▶ _Problem to work on_: Nothing but the lines from the one including "Decode this image" through the last line of the entries, restated exactly, should appear in the answer; omit the pictures.

▶ _Given entries_:
_____
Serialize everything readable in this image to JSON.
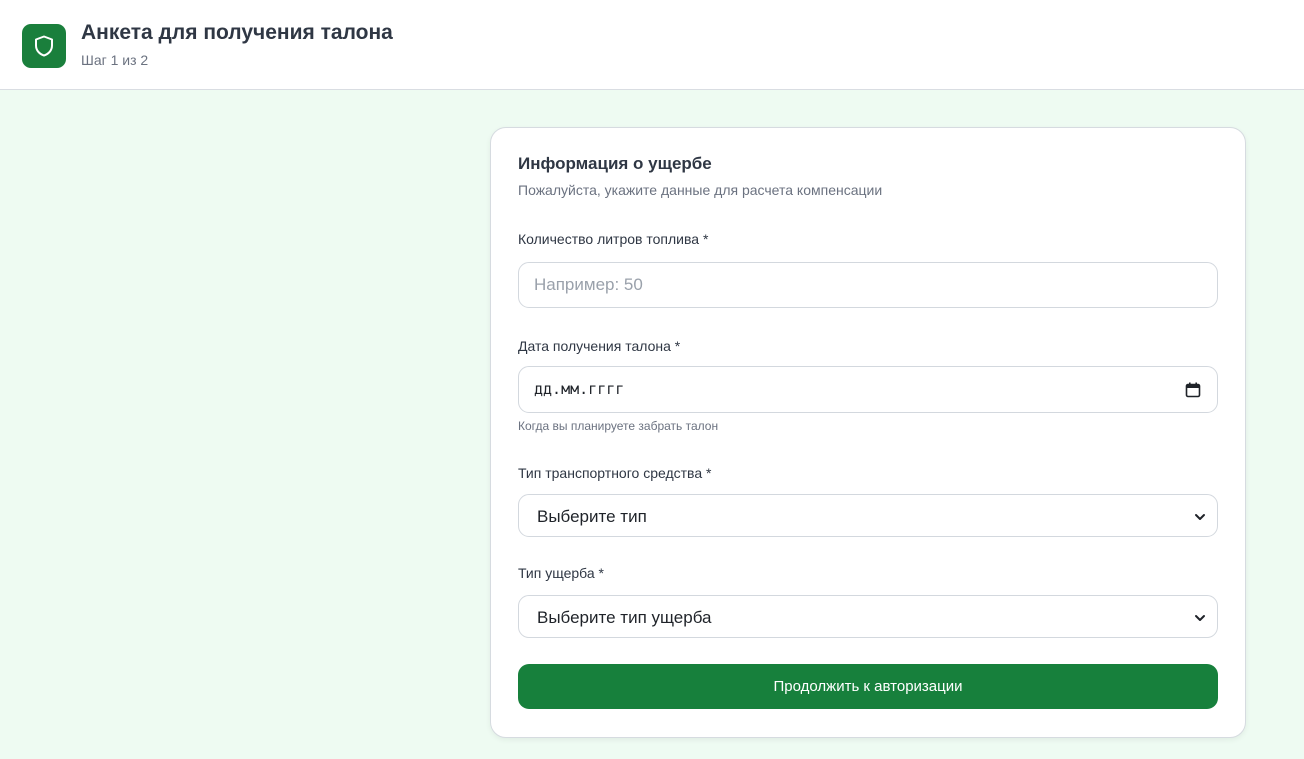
{
  "header": {
    "title": "Анкета для получения талона",
    "step": "Шаг 1 из 2",
    "logo_icon": "shield-icon",
    "brand_color": "#1a7f3c"
  },
  "card": {
    "title": "Информация о ущербе",
    "subtitle": "Пожалуйста, укажите данные для расчета компенсации"
  },
  "fields": {
    "fuel": {
      "label": "Количество литров топлива *",
      "value": "",
      "placeholder": "Например: 50"
    },
    "date": {
      "label": "Дата получения талона *",
      "value": "дд.мм.гггг",
      "hint": "Когда вы планируете забрать талон",
      "icon": "calendar-icon"
    },
    "vehicle": {
      "label": "Тип транспортного средства *",
      "selected": "Выберите тип"
    },
    "damage": {
      "label": "Тип ущерба *",
      "selected": "Выберите тип ущерба"
    }
  },
  "actions": {
    "continue_label": "Продолжить к авторизации",
    "button_color": "#17803c"
  }
}
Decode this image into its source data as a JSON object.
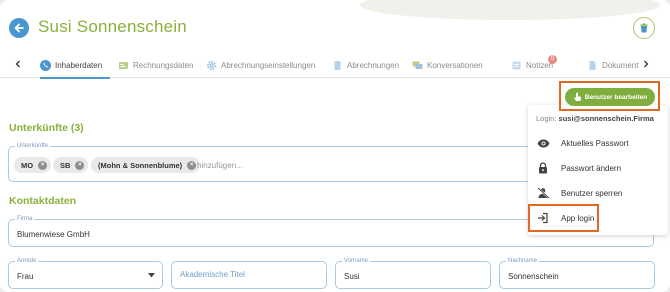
{
  "header": {
    "title": "Susi Sonnenschein"
  },
  "tabs": [
    {
      "label": "Inhaberdaten",
      "icon": "phone-icon"
    },
    {
      "label": "Rechnungsdaten",
      "icon": "invoice-icon"
    },
    {
      "label": "Abrechnungseinstellungen",
      "icon": "gear-icon"
    },
    {
      "label": "Abrechnungen",
      "icon": "document-icon"
    },
    {
      "label": "Konversationen",
      "icon": "chat-icon"
    },
    {
      "label": "Notizen",
      "icon": "note-icon",
      "badge": "0"
    },
    {
      "label": "Dokument",
      "icon": "file-icon"
    }
  ],
  "accommodations": {
    "section_title": "Unterkünfte (3)",
    "field_label": "Unterkünfte",
    "chips": [
      "MO",
      "SB",
      "(Mohn & Sonnenblume)"
    ],
    "add_placeholder": "hinzufügen..."
  },
  "contact": {
    "section_title": "Kontaktdaten",
    "company_label": "Firma",
    "company_value": "Blumenwiese GmbH",
    "salutation_label": "Anrede",
    "salutation_value": "Frau",
    "title_placeholder": "Akademische Titel",
    "firstname_label": "Vorname",
    "firstname_value": "Susi",
    "lastname_label": "Nachname",
    "lastname_value": "Sonnenschein"
  },
  "menu": {
    "edit_button": "Benutzer bearbeiten",
    "login_label": "Login:",
    "login_value": "susi@sonnenschein.Firma",
    "items": [
      {
        "label": "Aktuelles Passwort",
        "icon": "eye-icon"
      },
      {
        "label": "Passwort ändern",
        "icon": "lock-icon"
      },
      {
        "label": "Benutzer sperren",
        "icon": "user-block-icon"
      },
      {
        "label": "App login",
        "icon": "login-icon"
      }
    ]
  },
  "colors": {
    "accent_green": "#8ab13a",
    "accent_blue": "#4a97cf",
    "highlight": "#e06a1f",
    "button_green": "#7fae3f"
  }
}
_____
▶ _Response to this task_:
Decode this image into its source data as a JSON object.
{
  "header": {
    "title": "Susi Sonnenschein"
  },
  "tabs": [
    {
      "label": "Inhaberdaten",
      "icon": "phone-icon"
    },
    {
      "label": "Rechnungsdaten",
      "icon": "invoice-icon"
    },
    {
      "label": "Abrechnungseinstellungen",
      "icon": "gear-icon"
    },
    {
      "label": "Abrechnungen",
      "icon": "document-icon"
    },
    {
      "label": "Konversationen",
      "icon": "chat-icon"
    },
    {
      "label": "Notizen",
      "icon": "note-icon",
      "badge": "0"
    },
    {
      "label": "Dokument",
      "icon": "file-icon"
    }
  ],
  "accommodations": {
    "section_title": "Unterkünfte (3)",
    "field_label": "Unterkünfte",
    "chips": [
      "MO",
      "SB",
      "(Mohn & Sonnenblume)"
    ],
    "add_placeholder": "hinzufügen..."
  },
  "contact": {
    "section_title": "Kontaktdaten",
    "company_label": "Firma",
    "company_value": "Blumenwiese GmbH",
    "salutation_label": "Anrede",
    "salutation_value": "Frau",
    "title_placeholder": "Akademische Titel",
    "firstname_label": "Vorname",
    "firstname_value": "Susi",
    "lastname_label": "Nachname",
    "lastname_value": "Sonnenschein"
  },
  "menu": {
    "edit_button": "Benutzer bearbeiten",
    "login_label": "Login:",
    "login_value": "susi@sonnenschein.Firma",
    "items": [
      {
        "label": "Aktuelles Passwort",
        "icon": "eye-icon"
      },
      {
        "label": "Passwort ändern",
        "icon": "lock-icon"
      },
      {
        "label": "Benutzer sperren",
        "icon": "user-block-icon"
      },
      {
        "label": "App login",
        "icon": "login-icon"
      }
    ]
  },
  "colors": {
    "accent_green": "#8ab13a",
    "accent_blue": "#4a97cf",
    "highlight": "#e06a1f",
    "button_green": "#7fae3f"
  }
}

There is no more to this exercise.